For many yogis, mastering dolphin to headstand transition means we are no longer beginners. Yogis often refer to headstand is the “king of poses.” That’s because many benefits occur when we turn upside down and reverse the usual direction of our blood flow.
The benefits of headstand—when practiced safely—include increased blood flow to the brain, help for headaches and migraines, stress relief, and a better complexion.
Start with Dolphin Pose Before Learning Headstand
Many yogis learn dolphin pose as a prep for headstand. Both poses are wonderful inversions. If you don’t feel comfortable with headstands yet, you can stay in dolphin pose.
To practice the dolphin to headstand transition, start in downward-facing dog with your arms shoulder distance apart and lower your elbows to the floor, either one at a time or both at the same time. Have your fingers spread wide and your head in line with your upper arms. Press down through the heels to engage the legs.

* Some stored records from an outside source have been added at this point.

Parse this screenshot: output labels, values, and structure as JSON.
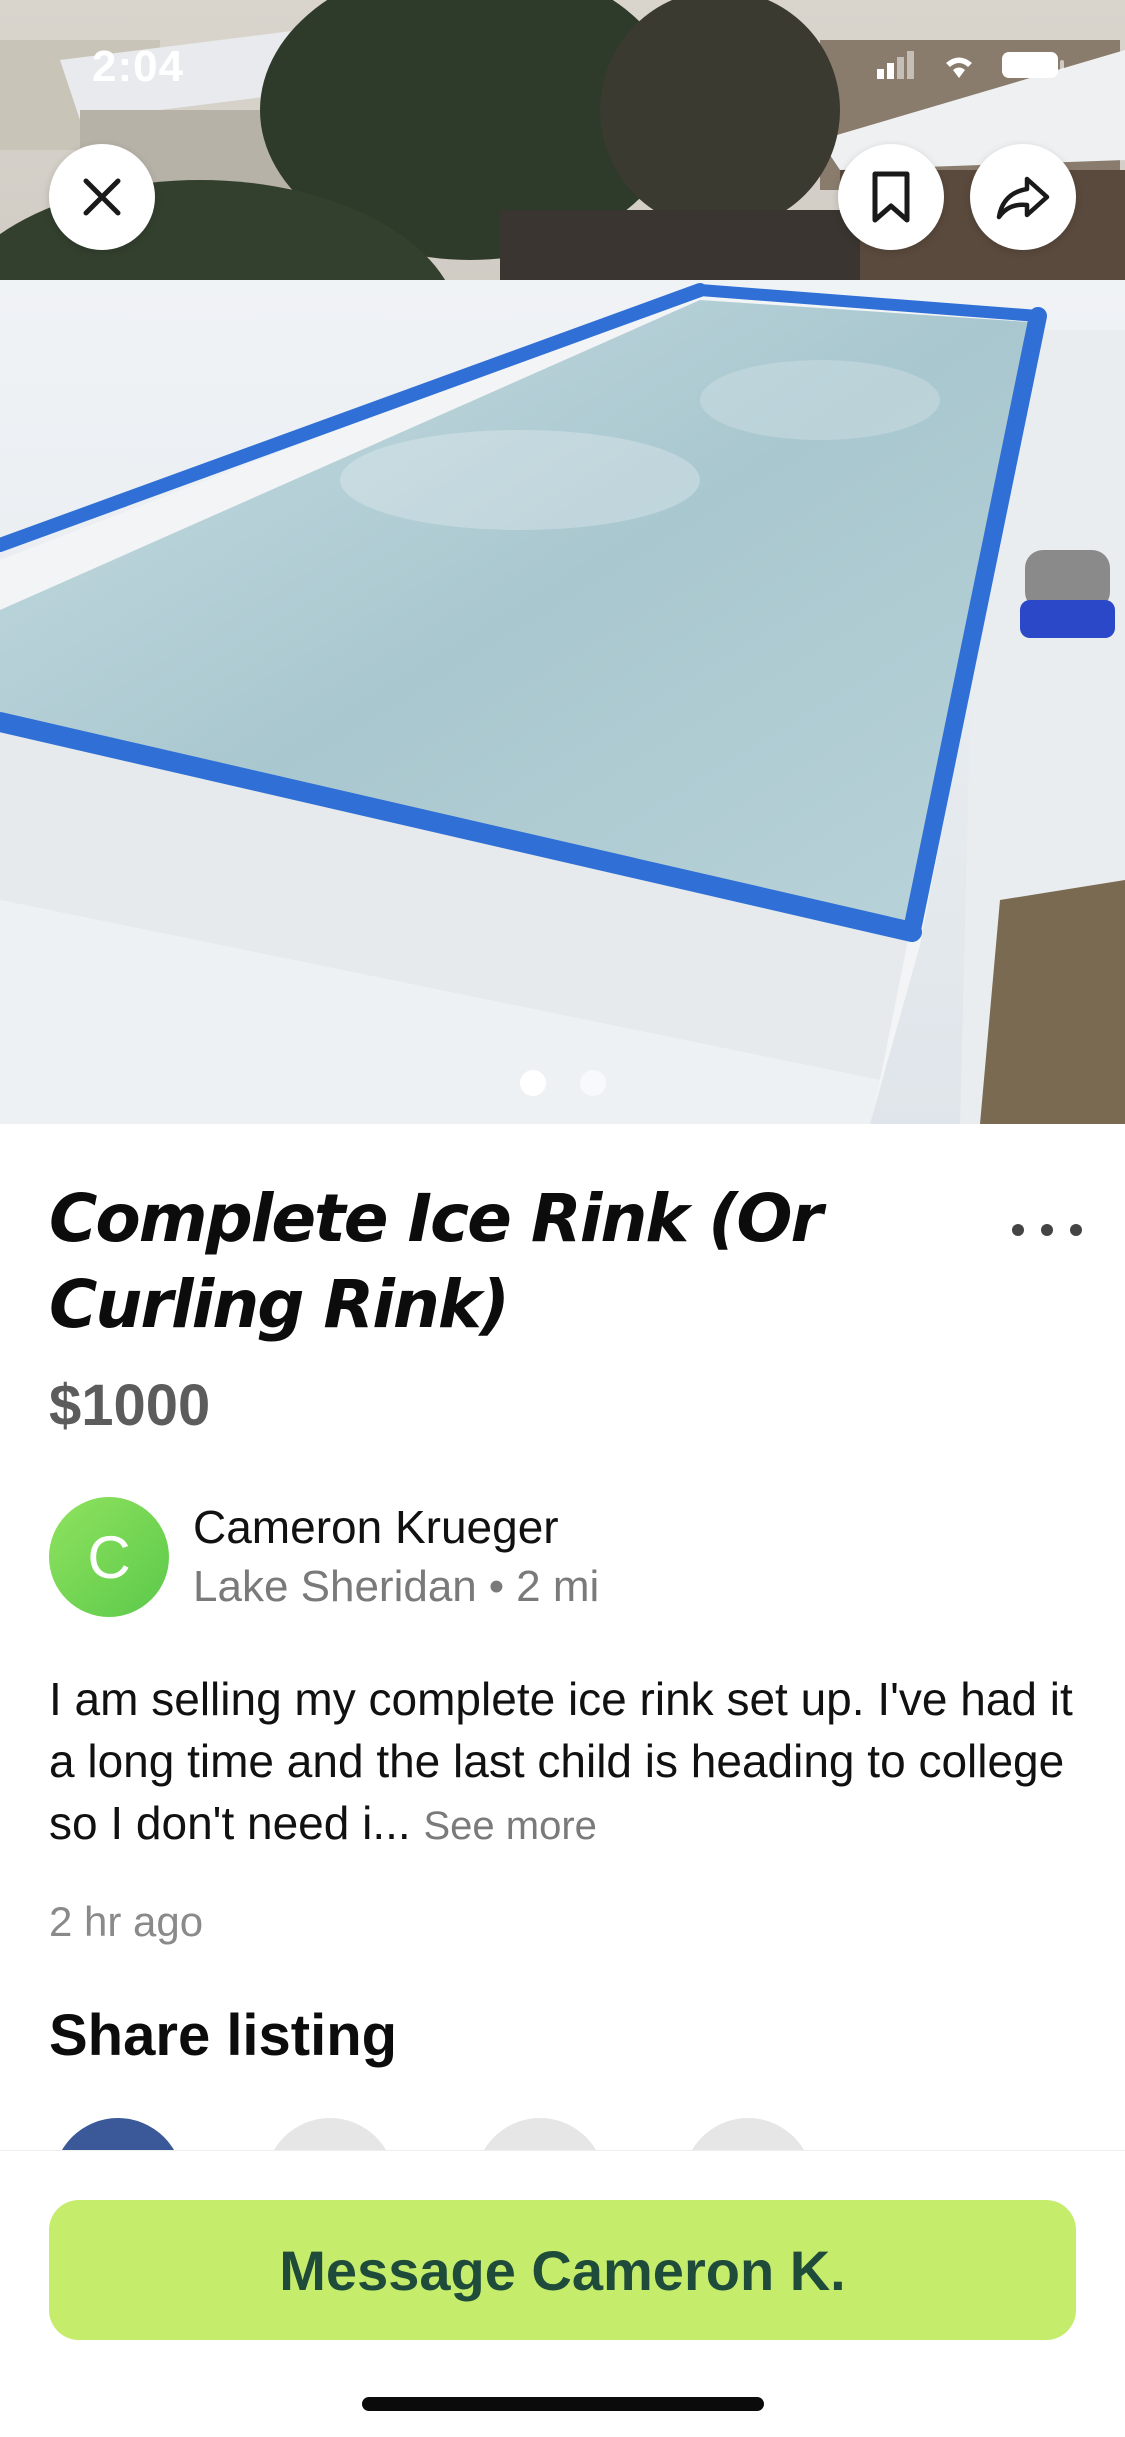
{
  "status_bar": {
    "time": "2:04"
  },
  "gallery": {
    "image_count": 2,
    "active_index": 0
  },
  "actions": {
    "close_icon": "close-icon",
    "bookmark_icon": "bookmark-icon",
    "share_icon": "share-arrow-icon"
  },
  "listing": {
    "title": "Complete Ice Rink (Or Curling Rink)",
    "price": "$1000",
    "description": "I am selling my complete ice rink set up.  I've had it a long time and the last child is heading to college so I don't need i...",
    "see_more": "See more",
    "posted": "2 hr ago"
  },
  "seller": {
    "initial": "C",
    "name": "Cameron Krueger",
    "location": "Lake Sheridan",
    "separator": "•",
    "distance": "2 mi"
  },
  "share": {
    "title": "Share listing"
  },
  "cta": {
    "label": "Message Cameron K."
  },
  "colors": {
    "cta_bg": "#c5ec6b",
    "cta_text": "#1f4b3b",
    "avatar": "#6fd152"
  }
}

Dolphin to Headstand Transition
When learning headstand, most yogis do not go into the pose directly from dolphin, but once you’ve mastered dolphin, you’ll be prepared to practice headstand with more ease.
To move into headstand from dolphin, come down to your knees, cross your arms, and hold opposite elbows to measure the correct distance between them.
Interlace your fingers and create a triangle with your fists and your elbows. With your bottom still lifted, start walking your feet towards your hands as far as you can, press firmly into your forearms and engage your core.
Once you can’t walk any further, pull in your leg by bringing your knee to your chest and ankle to your bottom, one leg at a time. Keep breathing steadily. If you feel pain in your neck, come out of the pose. Either stay here to build up strength, or slowly begin to lift both legs up to the ceiling, engaging your core as much as you can. Keep your neck long.
Your Weight Should Not be On Your Head
Always remember when practicing headstand that most of your weight should be on your arms, not your head! This will protect your neck from injury. If you haven’t guessed, you’ll need a strong core to do headstand safely.
If you’re an advanced practitioner, you can press up with straight legs or lift one leg and then pull the other up (the latter variation isn’t recommended for beginners because it is less stable). Point your feet towards the ceiling while taking deep breaths.
Stay in the pose for as long as it feels comfortable, then lower your legs back down with control. You can pull your knees into the chest or keep your legs straight and lower down.
Relax in Child’s Pose
After coming out of headstand, you’ll want to pause and feel the benefits of the pose. You can do this by resting in child’s pose. Sit on your heels with your knees either open or together and lower your upper body to the ground. Your arms can be by your side or out in front. Relax here and notice how you feel. Remain in child’s pose at least until you feel the blood return down from your head.
For many yogis, mastering the dolphin to headstand transition means they are no longer beginners. It usually means you’ve built enough strength and fearlessness to do a pose that may once have felt impossible.
Is headstand part of your practice? If so, what did you notice the first time you did the “king of poses”?
One thought on “Dolphin to Headstand Transition: Learning the King of Poses”
nice post. very helpful!